Activity> Using the data below, return all lines in which "Trending" appears.

Element data from apps and pages
----------------

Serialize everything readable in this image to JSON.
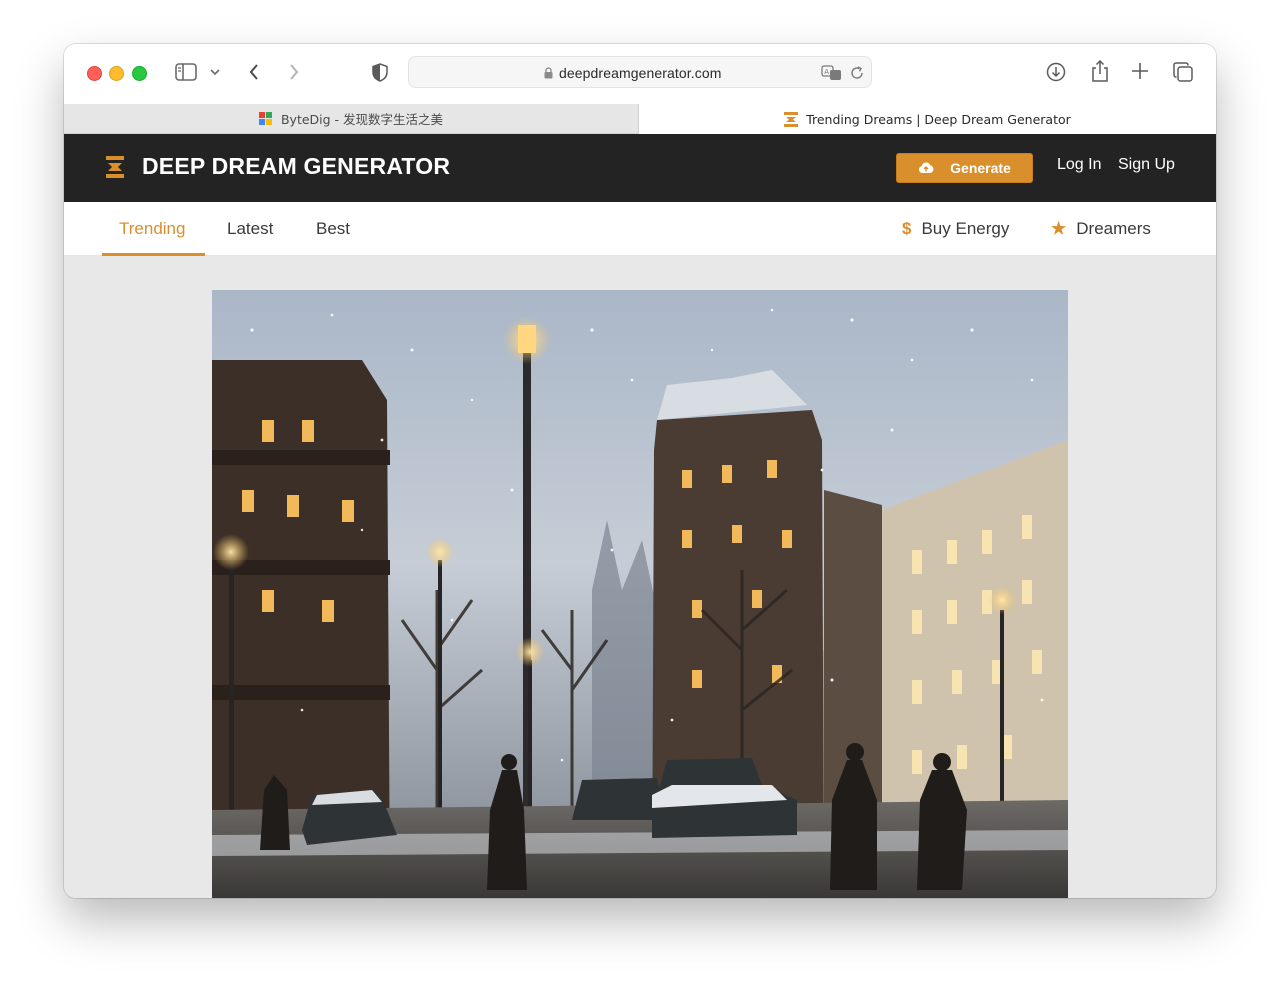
{
  "browser": {
    "address": "deepdreamgenerator.com",
    "tabs": [
      {
        "title": "ByteDig - 发现数字生活之美",
        "active": false
      },
      {
        "title": "Trending Dreams | Deep Dream Generator",
        "active": true
      }
    ]
  },
  "site": {
    "brand": "DEEP DREAM GENERATOR",
    "generate_label": "Generate",
    "login_label": "Log In",
    "signup_label": "Sign Up",
    "accent_color": "#d98f2b",
    "header_color": "#232323"
  },
  "subnav": {
    "tabs": [
      {
        "label": "Trending",
        "active": true
      },
      {
        "label": "Latest",
        "active": false
      },
      {
        "label": "Best",
        "active": false
      }
    ],
    "buy_energy_icon": "$",
    "buy_energy_label": "Buy Energy",
    "dreamers_icon": "★",
    "dreamers_label": "Dreamers"
  },
  "feed": {
    "artwork_icon": "snowy-city-street-painting"
  }
}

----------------

Expected output>
        "title": "Trending Dreams | Deep Dream Generator",
        "label": "Trending",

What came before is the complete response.